I cried hard that morning. First I cried with Troy before I could even get out of bed. Then I went to school and just walking by my assistant principal who said hi set me off again. I rushed into her office and opened up the waterworks. After a good cry there, I got myself together and went toward my room. I still made another stop to cry with a co-worker before my day with students began. That one pity-fest that began at 4:30 am and ended at 8:30 am has been the only time that I have found myself really grieving.

I'm not going to Italy, and that takes some getting used to, but Holland will be nice too.

Monday, May 11, 2015

Not as Expected

Dr. L held a box of tissues in her lap while she told us the test results. But I didn't need them since I didn't cry. Since then, she has mentioned at each of my appointments that my reaction was not what she expected.

Our ease with accepting this news is a bit surprising. If you would have told me a month ago that we would not be devastated if we found out our child had Down syndrome, I probably would have been surprised myself. I also probably wouldn't have believed you.

But here we are and as it turns out, we're ok with this news. If my doctor decides to bring this up again, I might try to explain myself a bit. I'm not sure if this is the true reason, but I FEEL like our reproductive past has a lot to do with my reaction. I've heard a lot worse news from my doctor than this. Will is still a living baby who holds a great deal of potential. Was I surprised? Sort of. Am I scared? A little. Am I devastated? No.

Thursday, May 7, 2015

The Good

When we lost Olivia, my grief counselor suggested making a list of things I'm grateful for. It seemed so counterintuitive. How could I be grateful in a time like that? But, as it turned out, there were many things to be grateful about.

With Will's diagnosis, I found myself naturally returning to this state of mind. In fact, in the doctor's office that first afternoon, I found the first thing to be thankful for: a year and a half ago, we moved into a school district that is acclaimed for its special education services. This was one of the things I mentioned to my doctor within the first 20 minutes.

Within days, I had another thing to be thankful for: all the support of people around us. We are surrounded by people who expressed their excitement about our boy. We are surrounded by people who aren't scared away by his extra chromosome. We are surrounded by people who said beautiful things about our baby that I still go back and read if I need pick-me-up.

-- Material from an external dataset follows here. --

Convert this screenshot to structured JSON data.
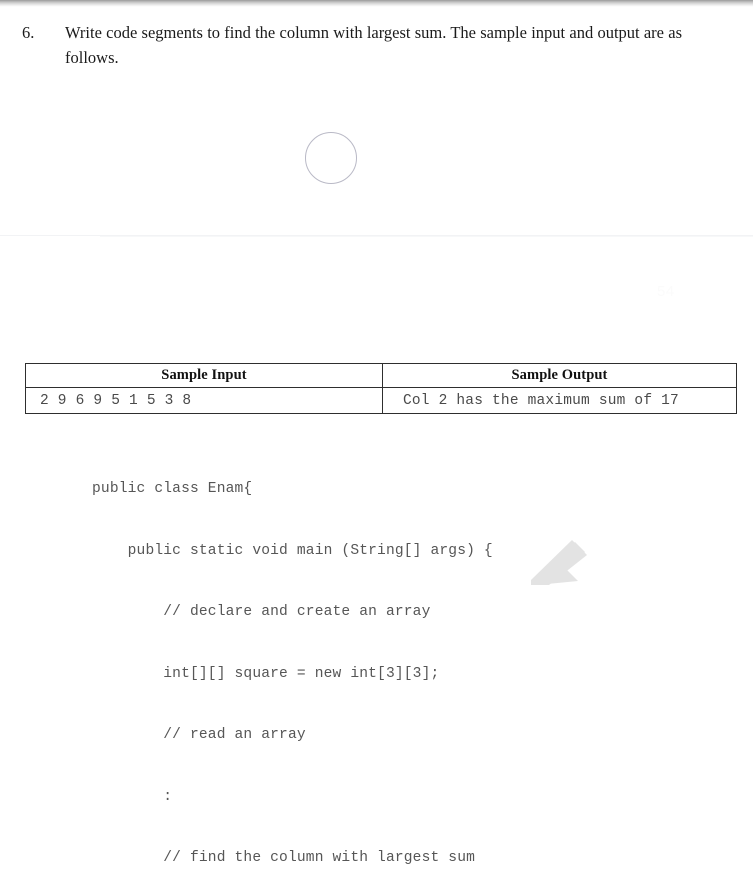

I'm also thankful for a strong support network that we found early. The first night, Troy suggested that maybe we needed to return to our support group. I thought that while a support group sounded like a great idea, we would need a whole new kind of group. In my research I came across DSACO,  the local Down syndrome association. They have a support group for parents with a prenatal diagnosis up to 3 year olds that happened to have its monthly meeting just a week after we found out. You better believe we were there! We met parents who have been where we are and where we will be. We got to see their little ones. We got signed up with the organization and have already received a mailing from them with resources for our pregnancy.

As that meeting, I learned another thing to be thankful for: our move to Dublin not only took us to the right school district, but also the right county. When we said our location, the response went something like this. "Oh, you live in Delaware County and it's Dublin Schools?" Apparently We inadvertently moved to the "perfect" place in the eyes of some parents.

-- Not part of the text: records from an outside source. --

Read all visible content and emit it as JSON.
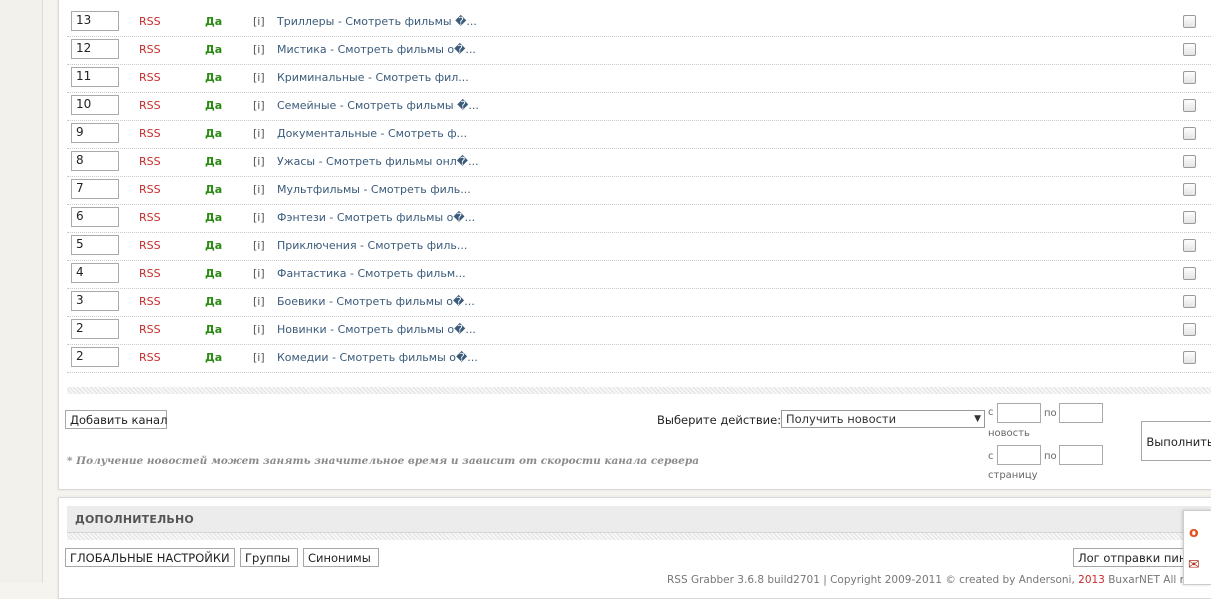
{
  "rows": [
    {
      "num": "13",
      "type": "RSS",
      "active": "Да",
      "info": "[i]",
      "title": "Триллеры - Смотреть фильмы �..."
    },
    {
      "num": "12",
      "type": "RSS",
      "active": "Да",
      "info": "[i]",
      "title": "Мистика - Смотреть фильмы о�..."
    },
    {
      "num": "11",
      "type": "RSS",
      "active": "Да",
      "info": "[i]",
      "title": "Криминальные - Смотреть фил..."
    },
    {
      "num": "10",
      "type": "RSS",
      "active": "Да",
      "info": "[i]",
      "title": "Семейные - Смотреть фильмы �..."
    },
    {
      "num": "9",
      "type": "RSS",
      "active": "Да",
      "info": "[i]",
      "title": "Документальные - Смотреть ф..."
    },
    {
      "num": "8",
      "type": "RSS",
      "active": "Да",
      "info": "[i]",
      "title": "Ужасы - Смотреть фильмы онл�..."
    },
    {
      "num": "7",
      "type": "RSS",
      "active": "Да",
      "info": "[i]",
      "title": "Мультфильмы - Смотреть филь..."
    },
    {
      "num": "6",
      "type": "RSS",
      "active": "Да",
      "info": "[i]",
      "title": "Фэнтези - Смотреть фильмы о�..."
    },
    {
      "num": "5",
      "type": "RSS",
      "active": "Да",
      "info": "[i]",
      "title": "Приключения - Смотреть филь..."
    },
    {
      "num": "4",
      "type": "RSS",
      "active": "Да",
      "info": "[i]",
      "title": "Фантастика - Смотреть фильм..."
    },
    {
      "num": "3",
      "type": "RSS",
      "active": "Да",
      "info": "[i]",
      "title": "Боевики - Смотреть фильмы о�..."
    },
    {
      "num": "2",
      "type": "RSS",
      "active": "Да",
      "info": "[i]",
      "title": "Новинки - Смотреть фильмы о�..."
    },
    {
      "num": "2",
      "type": "RSS",
      "active": "Да",
      "info": "[i]",
      "title": "Комедии - Смотреть фильмы о�..."
    }
  ],
  "actions": {
    "add_channel": "Добавить канал",
    "select_label": "Выберите действие:",
    "select_value": "Получить новости",
    "from_label": "с",
    "to_label": "по",
    "news_label": "новость",
    "page_label": "страницу",
    "execute": "Выполнить",
    "note": "* Получение новостей может занять значительное время и зависит от скорости канала сервера"
  },
  "extra": {
    "heading": "ДОПОЛНИТЕЛЬНО",
    "global_settings": "ГЛОБАЛЬНЫЕ НАСТРОЙКИ",
    "groups": "Группы",
    "synonyms": "Синонимы",
    "ping_log": "Лог отправки пин"
  },
  "footer": {
    "text_a": "RSS Grabber 3.6.8 build2701 | Copyright 2009-2011 © created by Andersoni, ",
    "text_red": "2013",
    "text_b": " BuxarNET All rights res"
  },
  "colors": {
    "rss": "#c62a2a",
    "yes": "#2a8a12",
    "link": "#3b5b7a"
  }
}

In addition to the local support group, I have found an online group that is active and positive. Yes, the parents share their worries and challenges, but the overwhelming refrain from experienced parents is, "I wish I knew when I got the diagnosis that I shouldn't be scared. Our family is happy. Our child brings us joy."

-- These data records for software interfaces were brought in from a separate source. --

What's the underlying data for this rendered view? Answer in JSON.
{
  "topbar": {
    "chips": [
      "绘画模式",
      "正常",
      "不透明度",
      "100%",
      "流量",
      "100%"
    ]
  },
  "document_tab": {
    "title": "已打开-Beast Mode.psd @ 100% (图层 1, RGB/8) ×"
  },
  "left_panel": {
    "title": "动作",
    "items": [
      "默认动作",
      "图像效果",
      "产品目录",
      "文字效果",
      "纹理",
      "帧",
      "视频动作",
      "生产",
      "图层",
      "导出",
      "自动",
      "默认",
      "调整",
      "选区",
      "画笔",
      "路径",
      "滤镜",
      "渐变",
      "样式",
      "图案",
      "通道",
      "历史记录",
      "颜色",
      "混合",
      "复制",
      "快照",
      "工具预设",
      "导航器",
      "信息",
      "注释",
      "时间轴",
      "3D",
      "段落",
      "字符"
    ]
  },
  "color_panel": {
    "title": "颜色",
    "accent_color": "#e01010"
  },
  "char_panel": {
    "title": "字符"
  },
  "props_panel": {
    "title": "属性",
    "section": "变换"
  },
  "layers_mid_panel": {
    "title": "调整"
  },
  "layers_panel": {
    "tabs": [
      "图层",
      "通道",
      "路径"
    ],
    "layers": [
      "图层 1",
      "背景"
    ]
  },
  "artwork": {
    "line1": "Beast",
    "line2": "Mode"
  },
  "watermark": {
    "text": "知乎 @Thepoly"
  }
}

There have been and I'm confident there will continue to be things to be thankful for as we continue this journey. Most of all, we are on our way to having our third child who we've been attempting to have since 2011 and through 3 previous losses. And it's icing on the cake that he happens to be our first son!